|Weight:||33 to 44 pounds (15 to 20 kg)|
|Diet:||Grass and plants|
|Distribution:||Northern Africa, Middle East|
|Animal Predators:||Lions, cheetahs, leopards, jackals, striped and spotted hyenas and pythons|
|Lifespan:||Up to 12.5 years in the wild and up to 17 in captivity|
<![if !supportLists]>· <![endif]>They are the second smallest gazelle species.
<![if !supportLists]>· <![endif]>Dorcas (dorkas) is a Greek word meaning “gazelle.”
· <![endif]>An alarm call that the dorcas gazelle makes through its nose sounds like a quack.
These small, graceful antelopes have light tan fur with a pale reddish-brown stripe on their sides, white and reddish-brown stripes on the face and a white underbelly. Their tail is usually dark brown or black. Males have thick, ringed horns that bend backwards, while females have thinner, straighter horns.
Dorcas gazelles live in deserts and semi-deserts with stony and sandy terrain.
Dorcas gazelles graze on the flowers, pods and leaves of acacia trees as well as the green leaves of other bushes and trees.

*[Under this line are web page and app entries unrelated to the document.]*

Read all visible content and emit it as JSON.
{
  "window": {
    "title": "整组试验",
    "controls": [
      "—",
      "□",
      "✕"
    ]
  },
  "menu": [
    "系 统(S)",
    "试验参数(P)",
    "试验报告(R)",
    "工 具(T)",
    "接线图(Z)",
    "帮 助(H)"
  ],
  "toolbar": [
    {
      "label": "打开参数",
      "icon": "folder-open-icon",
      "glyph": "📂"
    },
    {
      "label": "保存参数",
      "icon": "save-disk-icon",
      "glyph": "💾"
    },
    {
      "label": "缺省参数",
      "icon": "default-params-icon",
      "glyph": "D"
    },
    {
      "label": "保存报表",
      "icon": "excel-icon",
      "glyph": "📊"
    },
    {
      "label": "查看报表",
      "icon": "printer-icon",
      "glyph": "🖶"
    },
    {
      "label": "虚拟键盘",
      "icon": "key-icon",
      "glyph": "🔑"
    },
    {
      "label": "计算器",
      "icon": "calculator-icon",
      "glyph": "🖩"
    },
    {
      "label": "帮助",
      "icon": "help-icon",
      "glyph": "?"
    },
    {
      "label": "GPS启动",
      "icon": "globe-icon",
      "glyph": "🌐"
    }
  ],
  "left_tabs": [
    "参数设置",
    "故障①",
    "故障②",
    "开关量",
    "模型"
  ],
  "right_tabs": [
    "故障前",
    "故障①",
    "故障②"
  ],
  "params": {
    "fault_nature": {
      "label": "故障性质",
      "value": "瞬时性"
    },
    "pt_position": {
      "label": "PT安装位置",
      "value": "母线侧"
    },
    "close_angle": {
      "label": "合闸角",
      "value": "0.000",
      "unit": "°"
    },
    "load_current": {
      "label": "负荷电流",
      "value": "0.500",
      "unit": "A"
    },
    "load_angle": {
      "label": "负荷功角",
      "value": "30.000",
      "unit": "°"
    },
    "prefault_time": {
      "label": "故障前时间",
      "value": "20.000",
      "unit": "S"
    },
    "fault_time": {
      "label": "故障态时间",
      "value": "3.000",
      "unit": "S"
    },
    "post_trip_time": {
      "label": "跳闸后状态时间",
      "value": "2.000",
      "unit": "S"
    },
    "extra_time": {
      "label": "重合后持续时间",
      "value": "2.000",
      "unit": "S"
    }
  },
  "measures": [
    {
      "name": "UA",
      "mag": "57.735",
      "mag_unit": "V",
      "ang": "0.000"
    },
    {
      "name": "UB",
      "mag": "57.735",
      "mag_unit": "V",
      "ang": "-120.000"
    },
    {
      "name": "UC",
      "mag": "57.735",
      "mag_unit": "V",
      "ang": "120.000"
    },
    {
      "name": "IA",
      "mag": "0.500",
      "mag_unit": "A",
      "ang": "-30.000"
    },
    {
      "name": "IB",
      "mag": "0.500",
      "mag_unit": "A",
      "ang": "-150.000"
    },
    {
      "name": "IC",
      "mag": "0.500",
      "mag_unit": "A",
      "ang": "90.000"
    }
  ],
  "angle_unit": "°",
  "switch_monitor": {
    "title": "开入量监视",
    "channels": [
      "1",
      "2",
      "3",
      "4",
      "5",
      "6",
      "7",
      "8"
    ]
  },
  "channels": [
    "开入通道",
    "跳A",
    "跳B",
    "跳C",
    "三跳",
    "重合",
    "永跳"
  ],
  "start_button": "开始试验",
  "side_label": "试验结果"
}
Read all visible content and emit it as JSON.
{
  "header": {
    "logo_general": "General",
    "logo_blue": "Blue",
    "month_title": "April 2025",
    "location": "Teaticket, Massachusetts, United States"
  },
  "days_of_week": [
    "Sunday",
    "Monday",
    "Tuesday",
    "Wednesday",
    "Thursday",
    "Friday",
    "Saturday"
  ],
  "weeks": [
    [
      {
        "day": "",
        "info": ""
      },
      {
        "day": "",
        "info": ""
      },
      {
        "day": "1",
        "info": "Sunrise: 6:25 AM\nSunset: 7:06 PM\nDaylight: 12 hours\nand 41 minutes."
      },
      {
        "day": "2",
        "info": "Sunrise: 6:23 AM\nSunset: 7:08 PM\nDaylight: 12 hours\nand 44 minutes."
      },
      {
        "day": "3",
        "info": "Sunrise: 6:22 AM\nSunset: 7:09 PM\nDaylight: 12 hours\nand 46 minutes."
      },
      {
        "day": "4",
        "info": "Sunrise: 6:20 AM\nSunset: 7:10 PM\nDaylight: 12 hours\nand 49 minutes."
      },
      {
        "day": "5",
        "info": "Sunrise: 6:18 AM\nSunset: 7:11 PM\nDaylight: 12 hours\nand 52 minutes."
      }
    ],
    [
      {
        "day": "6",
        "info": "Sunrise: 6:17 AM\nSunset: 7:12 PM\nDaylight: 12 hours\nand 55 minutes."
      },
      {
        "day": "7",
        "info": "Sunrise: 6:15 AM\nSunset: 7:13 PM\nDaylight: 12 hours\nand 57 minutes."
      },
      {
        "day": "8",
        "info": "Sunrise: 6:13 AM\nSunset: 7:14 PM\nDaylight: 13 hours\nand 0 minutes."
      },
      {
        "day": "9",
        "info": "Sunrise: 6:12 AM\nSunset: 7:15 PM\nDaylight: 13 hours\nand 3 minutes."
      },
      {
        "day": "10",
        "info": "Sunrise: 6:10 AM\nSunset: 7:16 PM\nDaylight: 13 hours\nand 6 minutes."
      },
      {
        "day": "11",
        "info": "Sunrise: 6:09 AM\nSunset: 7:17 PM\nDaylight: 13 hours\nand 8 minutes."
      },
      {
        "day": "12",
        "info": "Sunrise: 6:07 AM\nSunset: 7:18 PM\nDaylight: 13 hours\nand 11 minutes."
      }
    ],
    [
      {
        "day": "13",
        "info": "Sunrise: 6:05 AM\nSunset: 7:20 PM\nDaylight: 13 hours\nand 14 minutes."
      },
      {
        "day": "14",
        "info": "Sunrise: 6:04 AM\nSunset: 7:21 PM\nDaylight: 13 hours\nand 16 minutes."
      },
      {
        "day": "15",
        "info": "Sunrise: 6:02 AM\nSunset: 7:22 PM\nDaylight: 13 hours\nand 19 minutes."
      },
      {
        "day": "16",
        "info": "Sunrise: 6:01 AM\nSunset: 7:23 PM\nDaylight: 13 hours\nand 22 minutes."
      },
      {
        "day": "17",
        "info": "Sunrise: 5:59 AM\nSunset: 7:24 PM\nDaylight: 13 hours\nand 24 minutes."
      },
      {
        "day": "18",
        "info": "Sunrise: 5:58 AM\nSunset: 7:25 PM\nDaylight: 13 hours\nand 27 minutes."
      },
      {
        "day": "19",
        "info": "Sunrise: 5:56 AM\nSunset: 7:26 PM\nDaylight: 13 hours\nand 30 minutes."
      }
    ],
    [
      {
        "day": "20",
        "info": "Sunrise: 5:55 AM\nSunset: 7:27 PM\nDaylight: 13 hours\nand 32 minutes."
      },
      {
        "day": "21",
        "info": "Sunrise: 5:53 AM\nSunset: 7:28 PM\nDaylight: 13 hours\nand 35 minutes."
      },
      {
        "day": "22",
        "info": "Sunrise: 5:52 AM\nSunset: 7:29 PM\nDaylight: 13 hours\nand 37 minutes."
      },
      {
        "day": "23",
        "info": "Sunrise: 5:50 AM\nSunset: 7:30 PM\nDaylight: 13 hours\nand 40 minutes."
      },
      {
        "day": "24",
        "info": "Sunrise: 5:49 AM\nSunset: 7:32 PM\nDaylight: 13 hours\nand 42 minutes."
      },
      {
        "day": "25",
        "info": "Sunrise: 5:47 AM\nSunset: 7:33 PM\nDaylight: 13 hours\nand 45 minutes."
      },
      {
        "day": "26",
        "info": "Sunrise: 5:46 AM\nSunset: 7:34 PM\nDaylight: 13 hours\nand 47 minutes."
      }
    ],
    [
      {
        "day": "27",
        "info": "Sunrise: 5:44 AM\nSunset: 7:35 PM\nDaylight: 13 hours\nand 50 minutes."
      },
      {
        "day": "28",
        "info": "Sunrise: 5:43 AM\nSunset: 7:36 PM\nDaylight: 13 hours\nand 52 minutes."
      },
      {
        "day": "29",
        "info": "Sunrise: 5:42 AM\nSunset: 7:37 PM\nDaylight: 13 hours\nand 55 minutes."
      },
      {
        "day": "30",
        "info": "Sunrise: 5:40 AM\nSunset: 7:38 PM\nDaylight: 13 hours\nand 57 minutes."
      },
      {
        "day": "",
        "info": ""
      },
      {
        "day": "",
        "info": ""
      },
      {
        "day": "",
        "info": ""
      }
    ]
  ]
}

Some dorcas gazelles may live their entire lives without ever drinking water, obtaining enough moisture from the foods they eat.
Females undergo a six-month gestation period. They keep their calf hidden for up to six weeks. Weaning takes place when the youngster is between two and three months of age.
Dorcas gazelles live in single gender herds of about 40 individuals, or mixed gender herds of up to 100. They can maintain run at a steady speed of 30 miles (48 km) per hour, and have even been known to reach speeds as high as 60 miles (96 km) per hour.
According to the IUCN, the number of dorcas gazelles have decreased dramatically, mainly due to overhunting. The other major threat to dorcas gazelles is loss of habitat.